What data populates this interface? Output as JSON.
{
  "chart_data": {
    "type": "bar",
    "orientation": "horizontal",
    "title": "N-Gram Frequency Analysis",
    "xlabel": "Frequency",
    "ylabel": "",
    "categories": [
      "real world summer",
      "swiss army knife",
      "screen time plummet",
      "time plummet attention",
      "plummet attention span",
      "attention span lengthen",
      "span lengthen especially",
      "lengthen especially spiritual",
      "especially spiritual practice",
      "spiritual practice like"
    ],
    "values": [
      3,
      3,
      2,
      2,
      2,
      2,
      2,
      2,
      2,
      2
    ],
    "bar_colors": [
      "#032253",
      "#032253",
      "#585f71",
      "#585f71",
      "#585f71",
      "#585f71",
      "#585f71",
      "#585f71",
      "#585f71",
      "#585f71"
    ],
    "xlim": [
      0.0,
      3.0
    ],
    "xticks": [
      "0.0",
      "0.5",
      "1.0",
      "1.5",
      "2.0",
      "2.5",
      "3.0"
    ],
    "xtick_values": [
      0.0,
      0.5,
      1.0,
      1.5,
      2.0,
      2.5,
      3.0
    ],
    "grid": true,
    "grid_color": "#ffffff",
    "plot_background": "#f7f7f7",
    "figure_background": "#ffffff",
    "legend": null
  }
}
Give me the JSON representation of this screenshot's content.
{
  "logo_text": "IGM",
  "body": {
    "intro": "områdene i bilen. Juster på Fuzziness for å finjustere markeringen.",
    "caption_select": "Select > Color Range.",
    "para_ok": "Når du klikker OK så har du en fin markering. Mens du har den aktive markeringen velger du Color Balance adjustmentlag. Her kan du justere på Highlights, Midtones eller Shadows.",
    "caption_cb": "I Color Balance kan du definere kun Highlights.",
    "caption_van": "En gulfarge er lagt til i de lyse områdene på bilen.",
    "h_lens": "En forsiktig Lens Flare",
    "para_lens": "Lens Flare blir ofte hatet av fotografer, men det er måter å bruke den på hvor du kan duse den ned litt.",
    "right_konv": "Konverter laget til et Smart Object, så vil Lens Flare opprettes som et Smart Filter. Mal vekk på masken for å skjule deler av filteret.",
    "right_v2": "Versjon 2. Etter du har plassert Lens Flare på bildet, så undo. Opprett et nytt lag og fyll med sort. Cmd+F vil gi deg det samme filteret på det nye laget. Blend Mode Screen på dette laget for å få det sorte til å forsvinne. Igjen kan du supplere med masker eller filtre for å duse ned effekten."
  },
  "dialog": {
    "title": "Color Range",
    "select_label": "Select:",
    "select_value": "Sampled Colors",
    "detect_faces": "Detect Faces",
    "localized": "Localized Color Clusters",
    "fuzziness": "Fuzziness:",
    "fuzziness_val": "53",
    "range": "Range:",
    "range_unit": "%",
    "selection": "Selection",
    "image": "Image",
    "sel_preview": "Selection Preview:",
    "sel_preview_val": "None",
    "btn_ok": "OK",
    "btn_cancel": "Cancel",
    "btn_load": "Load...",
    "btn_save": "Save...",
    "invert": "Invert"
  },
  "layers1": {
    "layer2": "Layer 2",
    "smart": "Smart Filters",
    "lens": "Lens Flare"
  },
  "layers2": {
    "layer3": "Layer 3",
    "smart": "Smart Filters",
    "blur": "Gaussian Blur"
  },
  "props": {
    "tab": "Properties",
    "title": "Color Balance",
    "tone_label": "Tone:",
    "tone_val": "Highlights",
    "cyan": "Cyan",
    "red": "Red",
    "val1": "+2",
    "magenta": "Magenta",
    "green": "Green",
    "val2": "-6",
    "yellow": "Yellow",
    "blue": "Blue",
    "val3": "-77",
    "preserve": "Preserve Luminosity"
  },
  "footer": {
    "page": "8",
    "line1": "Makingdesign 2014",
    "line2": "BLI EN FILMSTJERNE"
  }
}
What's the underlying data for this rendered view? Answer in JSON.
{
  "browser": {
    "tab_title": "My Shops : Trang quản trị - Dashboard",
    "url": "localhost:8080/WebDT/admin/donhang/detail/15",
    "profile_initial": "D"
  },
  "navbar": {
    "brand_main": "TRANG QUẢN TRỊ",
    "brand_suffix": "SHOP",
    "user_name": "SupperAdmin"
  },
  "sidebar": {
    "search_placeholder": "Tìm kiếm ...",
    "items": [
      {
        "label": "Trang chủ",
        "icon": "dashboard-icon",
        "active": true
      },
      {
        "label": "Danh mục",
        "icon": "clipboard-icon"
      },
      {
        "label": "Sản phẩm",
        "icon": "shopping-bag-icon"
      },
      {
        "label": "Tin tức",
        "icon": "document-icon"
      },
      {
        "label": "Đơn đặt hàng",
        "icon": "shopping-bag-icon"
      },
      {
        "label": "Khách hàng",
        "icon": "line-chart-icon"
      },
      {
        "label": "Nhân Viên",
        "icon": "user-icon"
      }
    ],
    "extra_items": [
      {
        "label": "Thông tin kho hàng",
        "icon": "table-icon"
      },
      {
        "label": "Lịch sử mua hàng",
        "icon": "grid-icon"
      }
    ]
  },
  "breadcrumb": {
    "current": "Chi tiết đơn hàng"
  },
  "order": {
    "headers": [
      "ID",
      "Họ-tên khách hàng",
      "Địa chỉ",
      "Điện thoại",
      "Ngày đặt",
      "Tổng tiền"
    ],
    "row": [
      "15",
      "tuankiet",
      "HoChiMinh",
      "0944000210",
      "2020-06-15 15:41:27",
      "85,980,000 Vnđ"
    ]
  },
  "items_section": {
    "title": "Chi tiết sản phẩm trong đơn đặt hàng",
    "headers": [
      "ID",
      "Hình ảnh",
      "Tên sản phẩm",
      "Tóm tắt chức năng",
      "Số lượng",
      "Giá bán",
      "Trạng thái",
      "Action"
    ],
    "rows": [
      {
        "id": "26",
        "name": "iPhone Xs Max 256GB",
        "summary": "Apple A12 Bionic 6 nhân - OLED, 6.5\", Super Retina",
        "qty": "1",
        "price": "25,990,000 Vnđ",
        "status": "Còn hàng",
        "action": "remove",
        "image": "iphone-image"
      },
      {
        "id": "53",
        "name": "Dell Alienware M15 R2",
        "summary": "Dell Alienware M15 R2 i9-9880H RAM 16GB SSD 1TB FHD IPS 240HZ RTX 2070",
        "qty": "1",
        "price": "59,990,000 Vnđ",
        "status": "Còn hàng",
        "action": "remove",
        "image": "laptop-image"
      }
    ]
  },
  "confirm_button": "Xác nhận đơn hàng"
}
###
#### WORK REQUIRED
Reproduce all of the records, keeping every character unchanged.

#### YOUR RESPONSE
What data populates this interface? Output as JSON.
{
  "chart_data": {
    "type": "bar",
    "orientation": "horizontal",
    "title": "N-Gram Frequency Analysis",
    "xlabel": "Frequency",
    "ylabel": "",
    "categories": [
      "real world summer",
      "swiss army knife",
      "screen time plummet",
      "time plummet attention",
      "plummet attention span",
      "attention span lengthen",
      "span lengthen especially",
      "lengthen especially spiritual",
      "especially spiritual practice",
      "spiritual practice like"
    ],
    "values": [
      3,
      3,
      2,
      2,
      2,
      2,
      2,
      2,
      2,
      2
    ],
    "bar_colors": [
      "#032253",
      "#032253",
      "#585f71",
      "#585f71",
      "#585f71",
      "#585f71",
      "#585f71",
      "#585f71",
      "#585f71",
      "#585f71"
    ],
    "xlim": [
      0.0,
      3.0
    ],
    "xticks": [
      "0.0",
      "0.5",
      "1.0",
      "1.5",
      "2.0",
      "2.5",
      "3.0"
    ],
    "xtick_values": [
      0.0,
      0.5,
      1.0,
      1.5,
      2.0,
      2.5,
      3.0
    ],
    "grid": true,
    "grid_color": "#ffffff",
    "plot_background": "#f7f7f7",
    "figure_background": "#ffffff",
    "legend": null
  }
}
Give me the JSON representation of this screenshot's content.
{
  "logo_text": "IGM",
  "body": {
    "intro": "områdene i bilen. Juster på Fuzziness for å finjustere markeringen.",
    "caption_select": "Select > Color Range.",
    "para_ok": "Når du klikker OK så har du en fin markering. Mens du har den aktive markeringen velger du Color Balance adjustmentlag. Her kan du justere på Highlights, Midtones eller Shadows.",
    "caption_cb": "I Color Balance kan du definere kun Highlights.",
    "caption_van": "En gulfarge er lagt til i de lyse områdene på bilen.",
    "h_lens": "En forsiktig Lens Flare",
    "para_lens": "Lens Flare blir ofte hatet av fotografer, men det er måter å bruke den på hvor du kan duse den ned litt.",
    "right_konv": "Konverter laget til et Smart Object, så vil Lens Flare opprettes som et Smart Filter. Mal vekk på masken for å skjule deler av filteret.",
    "right_v2": "Versjon 2. Etter du har plassert Lens Flare på bildet, så undo. Opprett et nytt lag og fyll med sort. Cmd+F vil gi deg det samme filteret på det nye laget. Blend Mode Screen på dette laget for å få det sorte til å forsvinne. Igjen kan du supplere med masker eller filtre for å duse ned effekten."
  },
  "dialog": {
    "title": "Color Range",
    "select_label": "Select:",
    "select_value": "Sampled Colors",
    "detect_faces": "Detect Faces",
    "localized": "Localized Color Clusters",
    "fuzziness": "Fuzziness:",
    "fuzziness_val": "53",
    "range": "Range:",
    "range_unit": "%",
    "selection": "Selection",
    "image": "Image",
    "sel_preview": "Selection Preview:",
    "sel_preview_val": "None",
    "btn_ok": "OK",
    "btn_cancel": "Cancel",
    "btn_load": "Load...",
    "btn_save": "Save...",
    "invert": "Invert"
  },
  "layers1": {
    "layer2": "Layer 2",
    "smart": "Smart Filters",
    "lens": "Lens Flare"
  },
  "layers2": {
    "layer3": "Layer 3",
    "smart": "Smart Filters",
    "blur": "Gaussian Blur"
  },
  "props": {
    "tab": "Properties",
    "title": "Color Balance",
    "tone_label": "Tone:",
    "tone_val": "Highlights",
    "cyan": "Cyan",
    "red": "Red",
    "val1": "+2",
    "magenta": "Magenta",
    "green": "Green",
    "val2": "-6",
    "yellow": "Yellow",
    "blue": "Blue",
    "val3": "-77",
    "preserve": "Preserve Luminosity"
  },
  "footer": {
    "page": "8",
    "line1": "Makingdesign 2014",
    "line2": "BLI EN FILMSTJERNE"
  }
}
What's the underlying data for this rendered view? Answer in JSON.
{
  "browser": {
    "tab_title": "My Shops : Trang quản trị - Dashboard",
    "url": "localhost:8080/WebDT/admin/donhang/detail/15",
    "profile_initial": "D"
  },
  "navbar": {
    "brand_main": "TRANG QUẢN TRỊ",
    "brand_suffix": "SHOP",
    "user_name": "SupperAdmin"
  },
  "sidebar": {
    "search_placeholder": "Tìm kiếm ...",
    "items": [
      {
        "label": "Trang chủ",
        "icon": "dashboard-icon",
        "active": true
      },
      {
        "label": "Danh mục",
        "icon": "clipboard-icon"
      },
      {
        "label": "Sản phẩm",
        "icon": "shopping-bag-icon"
      },
      {
        "label": "Tin tức",
        "icon": "document-icon"
      },
      {
        "label": "Đơn đặt hàng",
        "icon": "shopping-bag-icon"
      },
      {
        "label": "Khách hàng",
        "icon": "line-chart-icon"
      },
      {
        "label": "Nhân Viên",
        "icon": "user-icon"
      }
    ],
    "extra_items": [
      {
        "label": "Thông tin kho hàng",
        "icon": "table-icon"
      },
      {
        "label": "Lịch sử mua hàng",
        "icon": "grid-icon"
      }
    ]
  },
  "breadcrumb": {
    "current": "Chi tiết đơn hàng"
  },
  "order": {
    "headers": [
      "ID",
      "Họ-tên khách hàng",
      "Địa chỉ",
      "Điện thoại",
      "Ngày đặt",
      "Tổng tiền"
    ],
    "row": [
      "15",
      "tuankiet",
      "HoChiMinh",
      "0944000210",
      "2020-06-15 15:41:27",
      "85,980,000 Vnđ"
    ]
  },
  "items_section": {
    "title": "Chi tiết sản phẩm trong đơn đặt hàng",
    "headers": [
      "ID",
      "Hình ảnh",
      "Tên sản phẩm",
      "Tóm tắt chức năng",
      "Số lượng",
      "Giá bán",
      "Trạng thái",
      "Action"
    ],
    "rows": [
      {
        "id": "26",
        "name": "iPhone Xs Max 256GB",
        "summary": "Apple A12 Bionic 6 nhân - OLED, 6.5\", Super Retina",
        "qty": "1",
        "price": "25,990,000 Vnđ",
        "status": "Còn hàng",
        "action": "remove",
        "image": "iphone-image"
      },
      {
        "id": "53",
        "name": "Dell Alienware M15 R2",
        "summary": "Dell Alienware M15 R2 i9-9880H RAM 16GB SSD 1TB FHD IPS 240HZ RTX 2070",
        "qty": "1",
        "price": "59,990,000 Vnđ",
        "status": "Còn hàng",
        "action": "remove",
        "image": "laptop-image"
      }
    ]
  },
  "confirm_button": "Xác nhận đơn hàng"
}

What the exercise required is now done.